- [Problem to work on]
Your job is to set down the listing again exactly as it stands.

- [Data provided]
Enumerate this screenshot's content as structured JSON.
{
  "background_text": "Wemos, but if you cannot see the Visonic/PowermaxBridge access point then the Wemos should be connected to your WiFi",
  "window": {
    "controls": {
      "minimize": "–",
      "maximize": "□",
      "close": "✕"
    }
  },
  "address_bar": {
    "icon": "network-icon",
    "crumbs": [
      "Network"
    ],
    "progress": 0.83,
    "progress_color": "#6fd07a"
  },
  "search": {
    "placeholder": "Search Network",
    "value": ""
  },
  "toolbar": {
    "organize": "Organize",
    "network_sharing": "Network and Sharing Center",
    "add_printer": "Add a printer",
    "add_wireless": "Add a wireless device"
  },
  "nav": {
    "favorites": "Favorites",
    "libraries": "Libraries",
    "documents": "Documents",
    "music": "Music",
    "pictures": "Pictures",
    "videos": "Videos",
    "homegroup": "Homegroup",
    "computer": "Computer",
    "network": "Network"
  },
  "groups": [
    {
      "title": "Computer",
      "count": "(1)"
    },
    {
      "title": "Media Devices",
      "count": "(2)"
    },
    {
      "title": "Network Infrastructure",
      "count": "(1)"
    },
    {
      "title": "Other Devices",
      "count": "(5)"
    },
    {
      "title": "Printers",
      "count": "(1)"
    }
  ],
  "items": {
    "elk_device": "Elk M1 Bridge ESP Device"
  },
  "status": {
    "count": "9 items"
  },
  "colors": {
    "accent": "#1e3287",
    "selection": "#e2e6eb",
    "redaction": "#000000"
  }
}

- [Response]
Enumerate this screenshot's content as structured JSON.
{
  "background_text": "Wemos, but if you cannot see the Visonic/PowermaxBridge access point then the Wemos should be connected to your WiFi",
  "window": {
    "controls": {
      "minimize": "–",
      "maximize": "□",
      "close": "✕"
    }
  },
  "address_bar": {
    "icon": "network-icon",
    "crumbs": [
      "Network"
    ],
    "progress": 0.83,
    "progress_color": "#6fd07a"
  },
  "search": {
    "placeholder": "Search Network",
    "value": ""
  },
  "toolbar": {
    "organize": "Organize",
    "network_sharing": "Network and Sharing Center",
    "add_printer": "Add a printer",
    "add_wireless": "Add a wireless device"
  },
  "nav": {
    "favorites": "Favorites",
    "libraries": "Libraries",
    "documents": "Documents",
    "music": "Music",
    "pictures": "Pictures",
    "videos": "Videos",
    "homegroup": "Homegroup",
    "computer": "Computer",
    "network": "Network"
  },
  "groups": [
    {
      "title": "Computer",
      "count": "(1)"
    },
    {
      "title": "Media Devices",
      "count": "(2)"
    },
    {
      "title": "Network Infrastructure",
      "count": "(1)"
    },
    {
      "title": "Other Devices",
      "count": "(5)"
    },
    {
      "title": "Printers",
      "count": "(1)"
    }
  ],
  "items": {
    "elk_device": "Elk M1 Bridge ESP Device"
  },
  "status": {
    "count": "9 items"
  },
  "colors": {
    "accent": "#1e3287",
    "selection": "#e2e6eb",
    "redaction": "#000000"
  }
}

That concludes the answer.